Q: Tell us a little about the work Eversource Energy Center is doing around using sensors for surveillance of electrical substations. What spurred this work?
A: While drones are radically becoming ‘everyday’ technology by reshaping the boundaries of scientific, industry, and business domains, their concealed threat to human security is on a steep rise due to the high probability of misuse of the technology. It has been predicted that during the years 2016 to 2020, the drone technology market will exceed $100 billion. This simply means that we have access to drones more than ever before from recreational to commercial use. Drones are getting smaller, cheaper, ubiquitous, and, today, anyone can deploy an off-the-shelf amateur to professional-grade drone using a smartphone app without being a tech savvy. These virtues make appealing tool for use by individuals for nefarious purposes.
Surveillance systems are advancing in multitude directions. Miniature drone and light-weight imaging sensors — not only standard RGB camera but also thermal — can easily be used in reconnaissance of potentials targets. For example critical infrastructure such as electrical substations. Captured overhead imagery could help locating sensitive equipment inside the substation, and aid in planning a subsequent attack mediated by another drone via a direct crash or outfitted with explosives. Navigation systems of systems of drones have substantially been improved by allowing accurate autonomous flights pre-planned areas. Another direction of improvement is the payload capacity — the maximum weight can be vested to the drone. Nowadays, professional-grade drones have the capacity of flying with couple of kilograms of additional weight. These drone aren’t so expensive either. Typically in the range of $5,000. One could easily get the advantage of payload to attach explosives to make a targeted attack on an electrical substation. Parallel to payloads, the market has targeted and automated payload release devices that are designed to use in fishing and other applications. Using such devices, the explosives can be released with a high precision on to the electrical equipment.
Although we have not witnessed a drone attack yet in the U.S., the technology has grown to be a threat to our electrical infrastructure. In the report of “U.S. Critical Infrastructure 2025: A Strategic Risk Assessment,” the Department of Homeland Security emphasized the profound effect of aerial threats from drones on our critical infrastructure. This topic is especially important to Eversource Energy and our center because of the potential risk on electrical substations in the Connecticut.
Q: After the implementation of a surveillance system, how much work and personnel would be needed to monitor for possible threats?
A: Once the integrated sensor system is developed, we expect to establish an automated alerting mechanism that sends out message to Eversource officials, which pretty much provides the information on the intrusive drone, potentially the location of the operator, flight path, and other salient details dynamically updated on a map.
Q: Why is it important for UConn researchers to work on this, with the facilities at UConn Tech Park, rather than Eversource working on this in-house?
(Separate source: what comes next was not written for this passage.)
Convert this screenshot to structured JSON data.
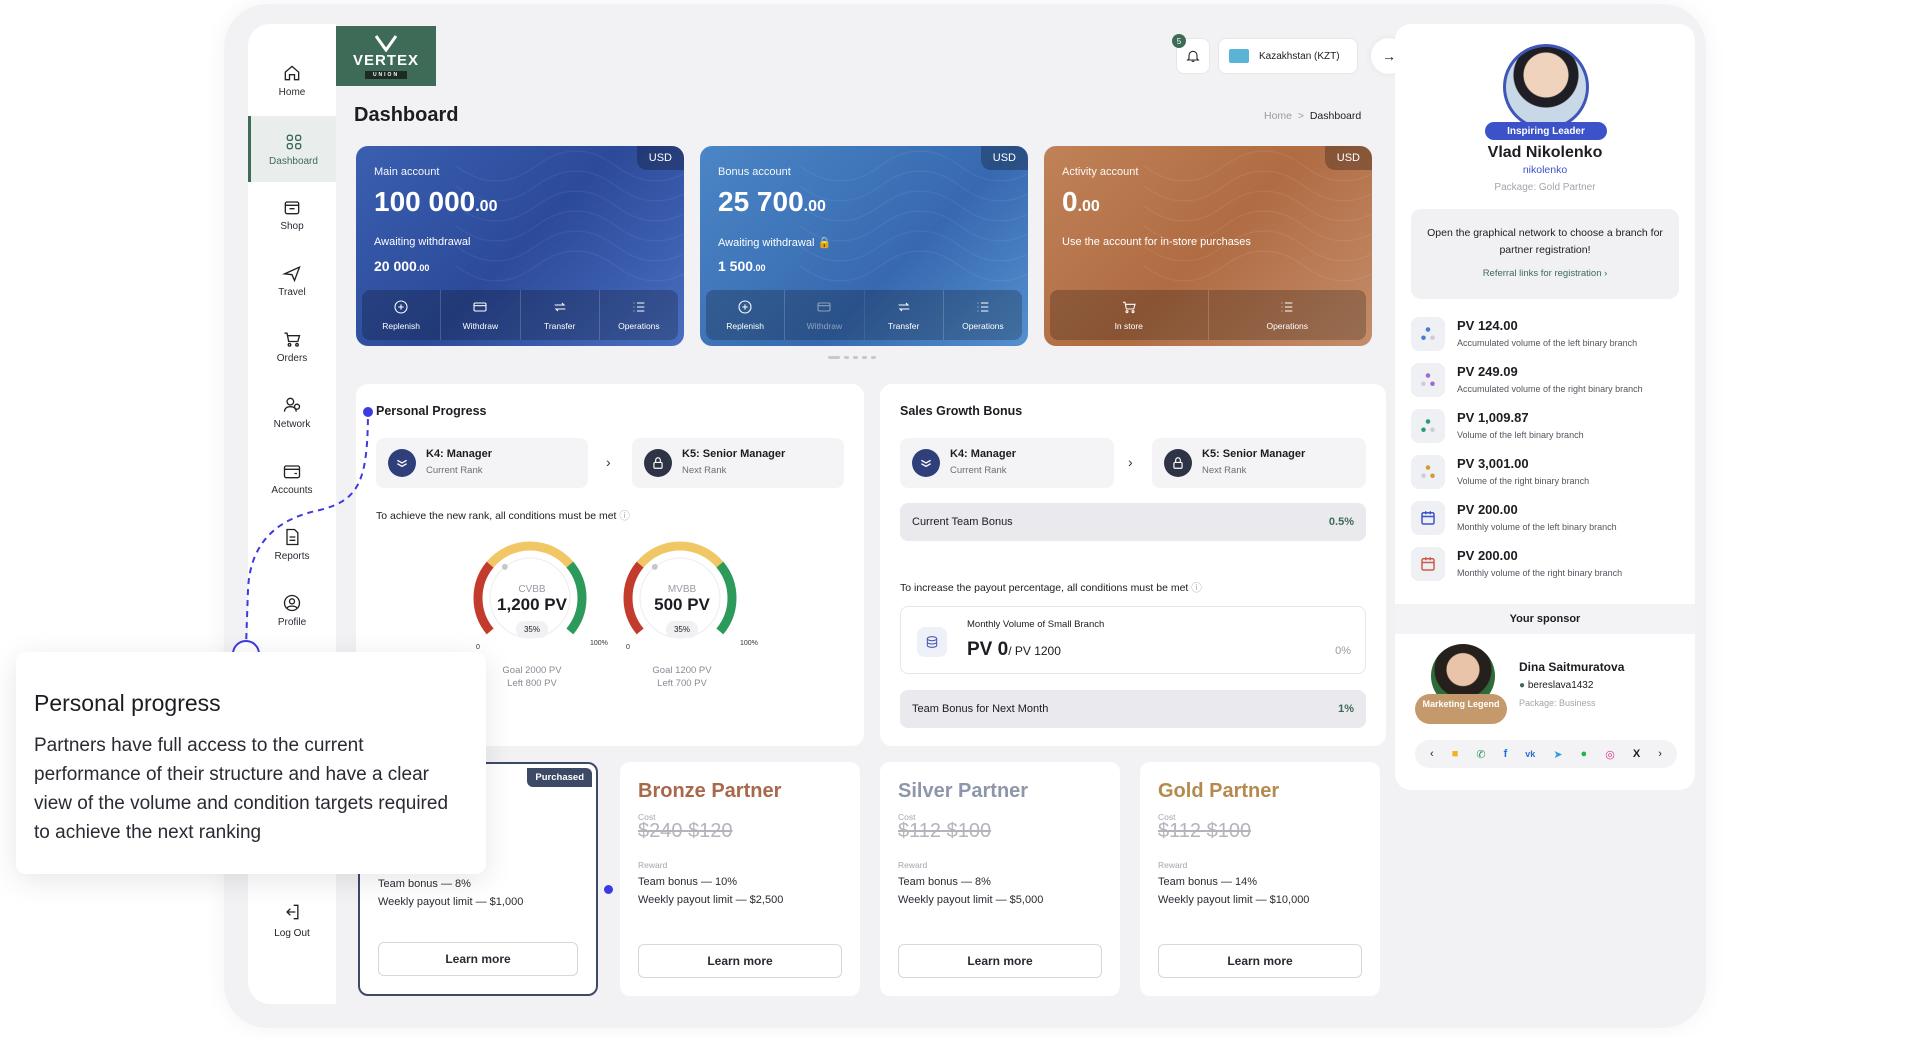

A: Our key strengths in remote sensing science and technologies and advanced analytical capabilities allow us to integrate multiple sensing mechanisms to accurately detect and track drones. Our research will identify the advantages and limitations of existing technologies under various conditions in a substation environment and develop integration software to help improve detection accuracy and facilitate alerting Eversource personnel.